→ Data for this task
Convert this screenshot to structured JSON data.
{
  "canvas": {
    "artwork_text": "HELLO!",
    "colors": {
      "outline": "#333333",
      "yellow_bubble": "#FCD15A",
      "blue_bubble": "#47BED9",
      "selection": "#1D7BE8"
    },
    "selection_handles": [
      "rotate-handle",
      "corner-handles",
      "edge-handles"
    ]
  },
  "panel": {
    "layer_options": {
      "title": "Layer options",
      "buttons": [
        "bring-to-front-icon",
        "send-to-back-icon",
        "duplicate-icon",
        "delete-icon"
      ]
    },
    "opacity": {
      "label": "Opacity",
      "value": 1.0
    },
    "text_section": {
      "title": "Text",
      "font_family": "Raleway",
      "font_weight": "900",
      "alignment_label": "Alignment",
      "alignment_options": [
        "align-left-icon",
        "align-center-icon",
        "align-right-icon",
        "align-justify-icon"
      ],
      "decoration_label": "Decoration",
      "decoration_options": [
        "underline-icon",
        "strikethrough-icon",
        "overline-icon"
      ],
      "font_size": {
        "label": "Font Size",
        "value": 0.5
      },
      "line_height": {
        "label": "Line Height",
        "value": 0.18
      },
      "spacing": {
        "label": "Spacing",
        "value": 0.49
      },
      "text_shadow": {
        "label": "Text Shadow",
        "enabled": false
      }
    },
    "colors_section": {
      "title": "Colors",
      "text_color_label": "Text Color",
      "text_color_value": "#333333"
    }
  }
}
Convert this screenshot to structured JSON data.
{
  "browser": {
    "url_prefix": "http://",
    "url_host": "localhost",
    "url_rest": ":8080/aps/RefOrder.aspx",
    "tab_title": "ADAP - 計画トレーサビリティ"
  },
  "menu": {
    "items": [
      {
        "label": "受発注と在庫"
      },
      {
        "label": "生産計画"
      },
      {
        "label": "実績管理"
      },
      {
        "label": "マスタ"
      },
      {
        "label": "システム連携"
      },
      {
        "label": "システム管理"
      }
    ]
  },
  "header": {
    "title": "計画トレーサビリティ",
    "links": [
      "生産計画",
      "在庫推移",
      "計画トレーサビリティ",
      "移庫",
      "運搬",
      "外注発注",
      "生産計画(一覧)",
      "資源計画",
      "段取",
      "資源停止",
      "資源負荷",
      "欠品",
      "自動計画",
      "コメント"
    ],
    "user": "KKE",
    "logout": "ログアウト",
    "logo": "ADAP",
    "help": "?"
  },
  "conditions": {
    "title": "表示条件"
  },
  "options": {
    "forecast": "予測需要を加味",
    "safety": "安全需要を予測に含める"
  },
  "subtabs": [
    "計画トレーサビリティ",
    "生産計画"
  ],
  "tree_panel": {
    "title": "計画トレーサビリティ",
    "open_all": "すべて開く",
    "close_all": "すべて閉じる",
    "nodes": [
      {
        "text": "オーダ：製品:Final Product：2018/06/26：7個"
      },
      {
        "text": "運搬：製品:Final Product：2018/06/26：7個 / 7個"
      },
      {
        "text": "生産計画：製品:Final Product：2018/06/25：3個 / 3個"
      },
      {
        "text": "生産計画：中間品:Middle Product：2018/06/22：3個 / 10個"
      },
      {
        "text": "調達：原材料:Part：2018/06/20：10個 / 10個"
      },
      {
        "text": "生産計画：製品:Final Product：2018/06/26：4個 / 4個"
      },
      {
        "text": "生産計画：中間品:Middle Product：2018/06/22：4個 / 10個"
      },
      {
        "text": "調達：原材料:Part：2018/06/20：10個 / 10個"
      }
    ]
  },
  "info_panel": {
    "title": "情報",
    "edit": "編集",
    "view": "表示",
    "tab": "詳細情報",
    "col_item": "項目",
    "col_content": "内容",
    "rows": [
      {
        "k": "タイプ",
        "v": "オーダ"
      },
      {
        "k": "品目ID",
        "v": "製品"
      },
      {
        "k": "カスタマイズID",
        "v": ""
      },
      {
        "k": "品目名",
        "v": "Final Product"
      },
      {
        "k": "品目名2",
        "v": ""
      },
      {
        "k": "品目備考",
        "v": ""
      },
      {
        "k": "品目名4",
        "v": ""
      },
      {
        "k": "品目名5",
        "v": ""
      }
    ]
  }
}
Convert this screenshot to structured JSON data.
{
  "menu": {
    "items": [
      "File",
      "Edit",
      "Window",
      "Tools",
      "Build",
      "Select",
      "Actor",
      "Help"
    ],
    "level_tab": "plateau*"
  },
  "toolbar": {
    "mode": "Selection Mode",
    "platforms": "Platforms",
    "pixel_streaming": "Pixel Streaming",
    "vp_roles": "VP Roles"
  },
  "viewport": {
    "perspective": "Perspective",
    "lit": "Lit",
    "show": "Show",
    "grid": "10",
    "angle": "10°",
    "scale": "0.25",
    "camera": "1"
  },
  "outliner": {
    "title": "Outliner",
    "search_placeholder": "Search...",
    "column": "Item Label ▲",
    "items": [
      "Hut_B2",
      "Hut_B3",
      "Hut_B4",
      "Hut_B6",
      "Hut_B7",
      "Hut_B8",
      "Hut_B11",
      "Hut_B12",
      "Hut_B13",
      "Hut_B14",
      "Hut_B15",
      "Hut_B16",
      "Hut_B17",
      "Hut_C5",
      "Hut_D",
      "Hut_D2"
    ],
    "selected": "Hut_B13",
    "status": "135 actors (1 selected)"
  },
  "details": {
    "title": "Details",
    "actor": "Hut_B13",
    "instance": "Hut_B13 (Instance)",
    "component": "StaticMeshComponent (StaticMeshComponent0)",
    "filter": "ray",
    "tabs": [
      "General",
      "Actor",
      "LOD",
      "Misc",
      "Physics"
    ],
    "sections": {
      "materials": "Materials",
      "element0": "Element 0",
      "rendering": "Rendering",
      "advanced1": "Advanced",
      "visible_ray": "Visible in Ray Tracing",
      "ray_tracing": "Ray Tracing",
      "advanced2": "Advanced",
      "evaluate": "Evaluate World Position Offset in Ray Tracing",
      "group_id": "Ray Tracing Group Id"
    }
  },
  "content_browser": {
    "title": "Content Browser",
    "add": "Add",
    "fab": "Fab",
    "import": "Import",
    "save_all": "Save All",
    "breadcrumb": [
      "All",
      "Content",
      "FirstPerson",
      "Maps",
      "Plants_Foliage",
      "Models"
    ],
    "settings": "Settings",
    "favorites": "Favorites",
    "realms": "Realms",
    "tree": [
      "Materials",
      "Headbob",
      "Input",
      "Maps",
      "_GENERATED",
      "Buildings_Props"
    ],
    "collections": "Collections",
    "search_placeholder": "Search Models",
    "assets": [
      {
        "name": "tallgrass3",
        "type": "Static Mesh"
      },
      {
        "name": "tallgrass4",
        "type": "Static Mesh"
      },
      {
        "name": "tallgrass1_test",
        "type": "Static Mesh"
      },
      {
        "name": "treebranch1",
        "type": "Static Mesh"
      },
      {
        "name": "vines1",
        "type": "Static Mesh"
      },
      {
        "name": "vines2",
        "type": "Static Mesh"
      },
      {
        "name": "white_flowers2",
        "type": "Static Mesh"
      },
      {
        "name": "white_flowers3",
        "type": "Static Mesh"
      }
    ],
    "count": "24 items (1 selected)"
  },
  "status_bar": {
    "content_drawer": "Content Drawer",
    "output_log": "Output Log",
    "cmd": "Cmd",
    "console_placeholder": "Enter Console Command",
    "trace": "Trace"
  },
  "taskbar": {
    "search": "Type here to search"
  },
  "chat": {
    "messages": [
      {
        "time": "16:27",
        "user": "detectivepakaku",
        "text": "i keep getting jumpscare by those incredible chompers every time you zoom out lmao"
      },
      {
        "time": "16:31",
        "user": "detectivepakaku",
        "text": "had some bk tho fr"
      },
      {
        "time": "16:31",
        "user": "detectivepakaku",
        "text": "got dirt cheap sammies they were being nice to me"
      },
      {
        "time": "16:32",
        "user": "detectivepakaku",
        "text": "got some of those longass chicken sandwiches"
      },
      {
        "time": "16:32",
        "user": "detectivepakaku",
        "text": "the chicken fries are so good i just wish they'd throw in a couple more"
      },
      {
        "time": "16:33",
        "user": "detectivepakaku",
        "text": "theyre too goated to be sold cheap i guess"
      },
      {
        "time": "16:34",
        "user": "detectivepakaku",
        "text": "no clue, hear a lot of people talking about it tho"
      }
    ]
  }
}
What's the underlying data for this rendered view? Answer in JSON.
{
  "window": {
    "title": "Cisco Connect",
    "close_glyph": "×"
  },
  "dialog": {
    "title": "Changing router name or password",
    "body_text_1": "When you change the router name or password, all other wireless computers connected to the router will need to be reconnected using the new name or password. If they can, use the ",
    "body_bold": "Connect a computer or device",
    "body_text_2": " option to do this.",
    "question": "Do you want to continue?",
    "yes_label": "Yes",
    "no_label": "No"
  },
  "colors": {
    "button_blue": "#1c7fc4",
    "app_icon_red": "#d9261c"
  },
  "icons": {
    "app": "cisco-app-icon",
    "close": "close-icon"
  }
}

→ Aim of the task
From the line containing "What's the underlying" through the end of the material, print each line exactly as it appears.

→ Response to this task
What's the underlying data for this rendered view? Answer in JSON.
{
  "window": {
    "title": "Cisco Connect",
    "close_glyph": "×"
  },
  "dialog": {
    "title": "Changing router name or password",
    "body_text_1": "When you change the router name or password, all other wireless computers connected to the router will need to be reconnected using the new name or password. If they can, use the ",
    "body_bold": "Connect a computer or device",
    "body_text_2": " option to do this.",
    "question": "Do you want to continue?",
    "yes_label": "Yes",
    "no_label": "No"
  },
  "colors": {
    "button_blue": "#1c7fc4",
    "app_icon_red": "#d9261c"
  },
  "icons": {
    "app": "cisco-app-icon",
    "close": "close-icon"
  }
}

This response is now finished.